To write about the Uluru statement is to tread carefully.
So many years of divisiveness, misinformation; territorial and cultural war.
But, rather than feel the tension of conflict, I’m always struck by the lack of it. The heavy inertia of avoidance and therefore ignorance.
So, with trepidation, a request.
Don’t avoid it. Read the Uluru statement of last month. Every sentence. Take the time to consider how it can be expressed in cultural change. Don’t jump to conclusions or listen to the bias of others.
Because, it isn’t that complex. And no, I am not naïve.
“We seek a Makarrata Commission to supervise a process of agreement-making between governments and First Nations and truth-telling about our history.”
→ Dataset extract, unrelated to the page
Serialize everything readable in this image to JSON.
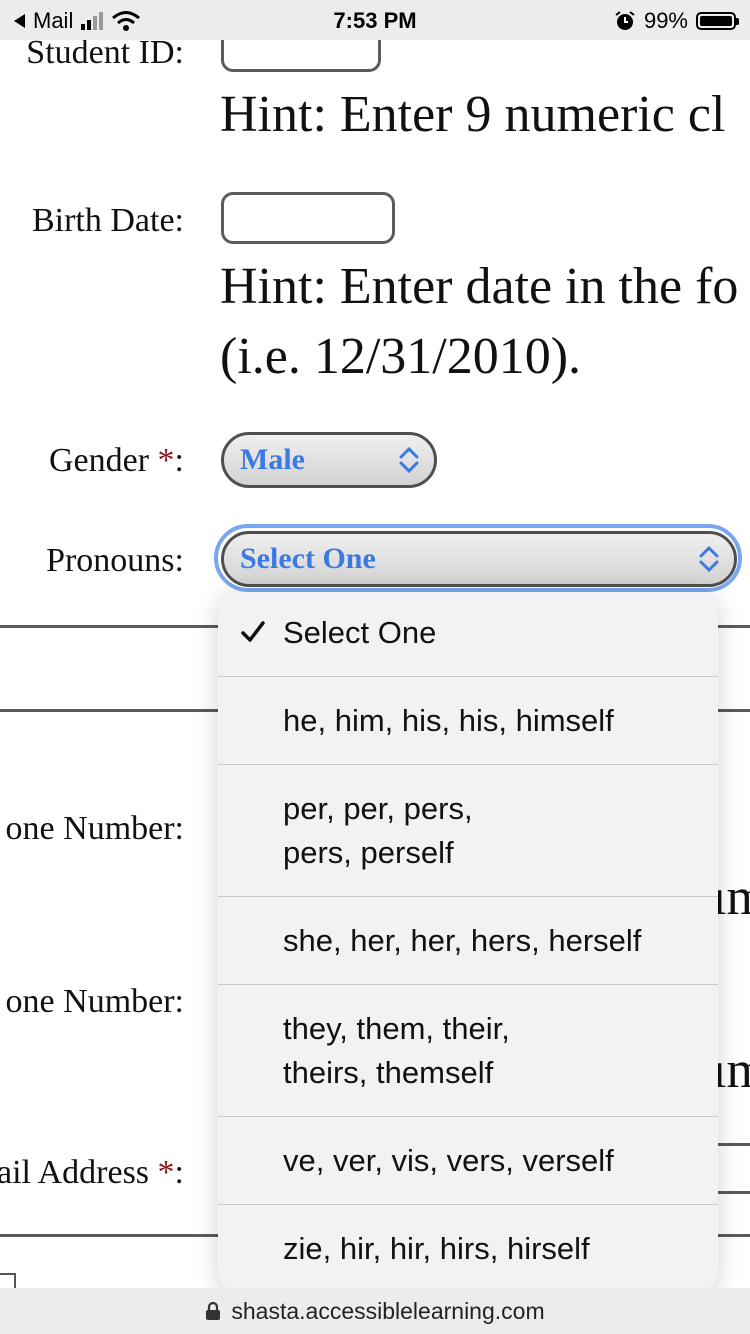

If I say, ‘native warrior’, images of feathers, bows, arrows and totem poles appear in the mind’s eye.
With them, associations of bravery, natural vigour, resistance, spirituality and wisdom.
Lone Wolf. Geronimo. Red Cloud. Crazy Horse. Sitting Bull. Pocahontas.
Do you know the stories of Windradyne, Yangar, Pemulwuy, Jandamarra and Multuggerah?
We all should. And not as stories of desperate and futile resistance before an inevitable force of civilisation. Not the picture of primitivism vs sophistication. No.
These are stories of strong, brave people driven to violence in defence of sustenance, family and culture. No different to those heroes of 20th century wars etched into school child memory for lifelong recall.
“[Windradyne] is one of the finest looking natives we have seen in this part of the country. He is not particularly tall, but is much stouter and more proportionably [sic] limbed than the majority of his countrymen; which, combined with a noble looking countenance, and piercing eye, are calculated to impress the beholder with other than disagreeable feelings towards a character who has been so much dreaded by the Bathurst settler. Saturday is, without doubt, the most manly black native we have ever beheld—a fact pretty generally acknowledged by the numbers that saw him.” – December 1824, the Sydney Gazette. ‘Saturday’ was the name given to Windradyne by early European settlers.
I was taught about so many explorers of vast landscapes but no custodians of vast landscapes.
Our ‘founding forefathers’ were not confused, scared European settlers – they were the Aboriginal elders. Women and men who looked in disbelief at the destruction of the land they had nurtured and maintained for millennia.
Name an Australian vegetable.
“Millions of murnong or yam all over the plain,” said an early Victorian settler.
Now yam can hardly be found. What happened to it? When sheep were introduced, they dug up the tubers with their noses and trampled the soil so that it no longer allowed regrowth. After 1859, the rabbit accelerated its disappearance.
A sweet, delicious food source now only shows up on menus as an exotic dish. To be tried but not trusted.
Even in its highest form, we so often parade Aboriginal culture as a trashy tourist souvenir.
Consciously ignorant, we answer the innocent questions of visitors to our cities defensively, with deflection and dismissal.
How would it feel to talk with intelligence and confidence about our history? Not as black and white. As OUR history.
We are all part of each other’s stories. You have to acknowledge that you can’t have one story without the other, they’re all important if you want to have peace.” – Archie Roach, Dumbo Feather #50
Among other meanings, Makarrata stands for ‘the restoration of peace after a dispute’.
Conflict ends when people free themselves of that base desire to fight or control, and listen to one another’s story.
I support a Makarrata Commission as a trusted guide to tell an inspiring truth.